- Opening Delimiter -

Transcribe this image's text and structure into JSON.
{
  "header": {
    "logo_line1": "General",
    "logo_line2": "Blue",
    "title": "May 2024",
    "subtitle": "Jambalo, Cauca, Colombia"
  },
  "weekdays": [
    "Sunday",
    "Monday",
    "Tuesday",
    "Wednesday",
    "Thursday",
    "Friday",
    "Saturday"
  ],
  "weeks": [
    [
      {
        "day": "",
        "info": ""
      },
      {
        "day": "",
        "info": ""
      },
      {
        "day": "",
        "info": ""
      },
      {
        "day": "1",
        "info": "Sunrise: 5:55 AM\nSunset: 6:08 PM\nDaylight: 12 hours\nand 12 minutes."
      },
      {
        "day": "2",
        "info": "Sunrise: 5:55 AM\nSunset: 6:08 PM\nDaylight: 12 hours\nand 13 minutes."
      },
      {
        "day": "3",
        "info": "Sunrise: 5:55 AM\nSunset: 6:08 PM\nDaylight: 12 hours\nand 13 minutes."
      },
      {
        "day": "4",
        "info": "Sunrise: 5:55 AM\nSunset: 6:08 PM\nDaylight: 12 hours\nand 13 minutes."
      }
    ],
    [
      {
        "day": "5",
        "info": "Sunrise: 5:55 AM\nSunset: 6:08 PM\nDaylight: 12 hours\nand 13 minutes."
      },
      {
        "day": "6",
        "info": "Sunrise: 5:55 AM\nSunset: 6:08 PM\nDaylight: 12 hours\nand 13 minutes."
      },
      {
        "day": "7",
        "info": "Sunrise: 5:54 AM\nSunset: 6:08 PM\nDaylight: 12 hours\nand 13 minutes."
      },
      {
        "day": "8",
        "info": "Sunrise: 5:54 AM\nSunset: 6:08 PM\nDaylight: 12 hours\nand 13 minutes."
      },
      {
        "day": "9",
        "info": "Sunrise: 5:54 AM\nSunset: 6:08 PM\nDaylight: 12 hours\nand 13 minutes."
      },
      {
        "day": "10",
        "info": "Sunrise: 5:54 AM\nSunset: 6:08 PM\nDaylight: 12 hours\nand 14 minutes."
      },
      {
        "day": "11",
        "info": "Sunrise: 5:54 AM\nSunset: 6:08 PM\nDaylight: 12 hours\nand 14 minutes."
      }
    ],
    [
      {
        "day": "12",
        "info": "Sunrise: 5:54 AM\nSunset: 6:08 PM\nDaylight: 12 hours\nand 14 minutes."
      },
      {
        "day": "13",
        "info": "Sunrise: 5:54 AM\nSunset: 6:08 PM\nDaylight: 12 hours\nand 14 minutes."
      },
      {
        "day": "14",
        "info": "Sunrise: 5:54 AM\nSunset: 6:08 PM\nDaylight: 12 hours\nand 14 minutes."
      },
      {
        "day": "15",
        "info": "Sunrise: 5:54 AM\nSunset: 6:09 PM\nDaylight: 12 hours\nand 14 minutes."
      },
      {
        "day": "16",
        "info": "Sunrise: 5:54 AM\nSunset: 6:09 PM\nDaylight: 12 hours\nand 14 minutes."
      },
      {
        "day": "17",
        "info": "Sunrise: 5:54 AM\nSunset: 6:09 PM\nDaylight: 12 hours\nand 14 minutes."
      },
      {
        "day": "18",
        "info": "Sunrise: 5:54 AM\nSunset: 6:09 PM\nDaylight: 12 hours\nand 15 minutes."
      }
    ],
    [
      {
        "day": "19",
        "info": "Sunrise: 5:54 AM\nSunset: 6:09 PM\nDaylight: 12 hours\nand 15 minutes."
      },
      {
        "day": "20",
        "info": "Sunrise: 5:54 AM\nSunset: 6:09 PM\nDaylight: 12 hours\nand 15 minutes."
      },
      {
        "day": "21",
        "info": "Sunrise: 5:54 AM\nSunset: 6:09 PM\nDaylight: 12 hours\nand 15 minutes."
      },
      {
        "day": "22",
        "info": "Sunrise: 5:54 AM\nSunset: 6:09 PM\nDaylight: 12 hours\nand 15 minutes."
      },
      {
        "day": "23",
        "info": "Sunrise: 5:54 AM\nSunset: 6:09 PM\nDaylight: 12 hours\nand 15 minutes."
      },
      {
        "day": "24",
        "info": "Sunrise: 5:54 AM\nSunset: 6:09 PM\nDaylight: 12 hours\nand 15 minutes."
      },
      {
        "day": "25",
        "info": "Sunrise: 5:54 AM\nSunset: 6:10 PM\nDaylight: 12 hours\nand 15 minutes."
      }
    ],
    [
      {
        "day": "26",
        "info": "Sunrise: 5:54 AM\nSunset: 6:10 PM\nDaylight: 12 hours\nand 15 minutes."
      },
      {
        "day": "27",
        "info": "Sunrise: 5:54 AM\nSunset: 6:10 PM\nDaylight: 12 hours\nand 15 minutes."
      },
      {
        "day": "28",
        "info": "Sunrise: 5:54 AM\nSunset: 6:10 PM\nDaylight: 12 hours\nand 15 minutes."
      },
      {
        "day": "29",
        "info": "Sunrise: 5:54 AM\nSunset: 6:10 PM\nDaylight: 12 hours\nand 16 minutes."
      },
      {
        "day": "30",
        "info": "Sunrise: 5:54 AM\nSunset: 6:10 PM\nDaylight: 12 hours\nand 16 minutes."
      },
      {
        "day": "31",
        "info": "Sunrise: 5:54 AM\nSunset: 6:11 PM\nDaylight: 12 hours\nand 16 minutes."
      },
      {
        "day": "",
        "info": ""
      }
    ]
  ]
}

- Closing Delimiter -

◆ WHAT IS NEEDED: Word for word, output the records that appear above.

◆ EXERCISE ANSWER:
Transcribe this image's text and structure into JSON.
{
  "header": {
    "logo_line1": "General",
    "logo_line2": "Blue",
    "title": "May 2024",
    "subtitle": "Jambalo, Cauca, Colombia"
  },
  "weekdays": [
    "Sunday",
    "Monday",
    "Tuesday",
    "Wednesday",
    "Thursday",
    "Friday",
    "Saturday"
  ],
  "weeks": [
    [
      {
        "day": "",
        "info": ""
      },
      {
        "day": "",
        "info": ""
      },
      {
        "day": "",
        "info": ""
      },
      {
        "day": "1",
        "info": "Sunrise: 5:55 AM\nSunset: 6:08 PM\nDaylight: 12 hours\nand 12 minutes."
      },
      {
        "day": "2",
        "info": "Sunrise: 5:55 AM\nSunset: 6:08 PM\nDaylight: 12 hours\nand 13 minutes."
      },
      {
        "day": "3",
        "info": "Sunrise: 5:55 AM\nSunset: 6:08 PM\nDaylight: 12 hours\nand 13 minutes."
      },
      {
        "day": "4",
        "info": "Sunrise: 5:55 AM\nSunset: 6:08 PM\nDaylight: 12 hours\nand 13 minutes."
      }
    ],
    [
      {
        "day": "5",
        "info": "Sunrise: 5:55 AM\nSunset: 6:08 PM\nDaylight: 12 hours\nand 13 minutes."
      },
      {
        "day": "6",
        "info": "Sunrise: 5:55 AM\nSunset: 6:08 PM\nDaylight: 12 hours\nand 13 minutes."
      },
      {
        "day": "7",
        "info": "Sunrise: 5:54 AM\nSunset: 6:08 PM\nDaylight: 12 hours\nand 13 minutes."
      },
      {
        "day": "8",
        "info": "Sunrise: 5:54 AM\nSunset: 6:08 PM\nDaylight: 12 hours\nand 13 minutes."
      },
      {
        "day": "9",
        "info": "Sunrise: 5:54 AM\nSunset: 6:08 PM\nDaylight: 12 hours\nand 13 minutes."
      },
      {
        "day": "10",
        "info": "Sunrise: 5:54 AM\nSunset: 6:08 PM\nDaylight: 12 hours\nand 14 minutes."
      },
      {
        "day": "11",
        "info": "Sunrise: 5:54 AM\nSunset: 6:08 PM\nDaylight: 12 hours\nand 14 minutes."
      }
    ],
    [
      {
        "day": "12",
        "info": "Sunrise: 5:54 AM\nSunset: 6:08 PM\nDaylight: 12 hours\nand 14 minutes."
      },
      {
        "day": "13",
        "info": "Sunrise: 5:54 AM\nSunset: 6:08 PM\nDaylight: 12 hours\nand 14 minutes."
      },
      {
        "day": "14",
        "info": "Sunrise: 5:54 AM\nSunset: 6:08 PM\nDaylight: 12 hours\nand 14 minutes."
      },
      {
        "day": "15",
        "info": "Sunrise: 5:54 AM\nSunset: 6:09 PM\nDaylight: 12 hours\nand 14 minutes."
      },
      {
        "day": "16",
        "info": "Sunrise: 5:54 AM\nSunset: 6:09 PM\nDaylight: 12 hours\nand 14 minutes."
      },
      {
        "day": "17",
        "info": "Sunrise: 5:54 AM\nSunset: 6:09 PM\nDaylight: 12 hours\nand 14 minutes."
      },
      {
        "day": "18",
        "info": "Sunrise: 5:54 AM\nSunset: 6:09 PM\nDaylight: 12 hours\nand 15 minutes."
      }
    ],
    [
      {
        "day": "19",
        "info": "Sunrise: 5:54 AM\nSunset: 6:09 PM\nDaylight: 12 hours\nand 15 minutes."
      },
      {
        "day": "20",
        "info": "Sunrise: 5:54 AM\nSunset: 6:09 PM\nDaylight: 12 hours\nand 15 minutes."
      },
      {
        "day": "21",
        "info": "Sunrise: 5:54 AM\nSunset: 6:09 PM\nDaylight: 12 hours\nand 15 minutes."
      },
      {
        "day": "22",
        "info": "Sunrise: 5:54 AM\nSunset: 6:09 PM\nDaylight: 12 hours\nand 15 minutes."
      },
      {
        "day": "23",
        "info": "Sunrise: 5:54 AM\nSunset: 6:09 PM\nDaylight: 12 hours\nand 15 minutes."
      },
      {
        "day": "24",
        "info": "Sunrise: 5:54 AM\nSunset: 6:09 PM\nDaylight: 12 hours\nand 15 minutes."
      },
      {
        "day": "25",
        "info": "Sunrise: 5:54 AM\nSunset: 6:10 PM\nDaylight: 12 hours\nand 15 minutes."
      }
    ],
    [
      {
        "day": "26",
        "info": "Sunrise: 5:54 AM\nSunset: 6:10 PM\nDaylight: 12 hours\nand 15 minutes."
      },
      {
        "day": "27",
        "info": "Sunrise: 5:54 AM\nSunset: 6:10 PM\nDaylight: 12 hours\nand 15 minutes."
      },
      {
        "day": "28",
        "info": "Sunrise: 5:54 AM\nSunset: 6:10 PM\nDaylight: 12 hours\nand 15 minutes."
      },
      {
        "day": "29",
        "info": "Sunrise: 5:54 AM\nSunset: 6:10 PM\nDaylight: 12 hours\nand 16 minutes."
      },
      {
        "day": "30",
        "info": "Sunrise: 5:54 AM\nSunset: 6:10 PM\nDaylight: 12 hours\nand 16 minutes."
      },
      {
        "day": "31",
        "info": "Sunrise: 5:54 AM\nSunset: 6:11 PM\nDaylight: 12 hours\nand 16 minutes."
      },
      {
        "day": "",
        "info": ""
      }
    ]
  ]
}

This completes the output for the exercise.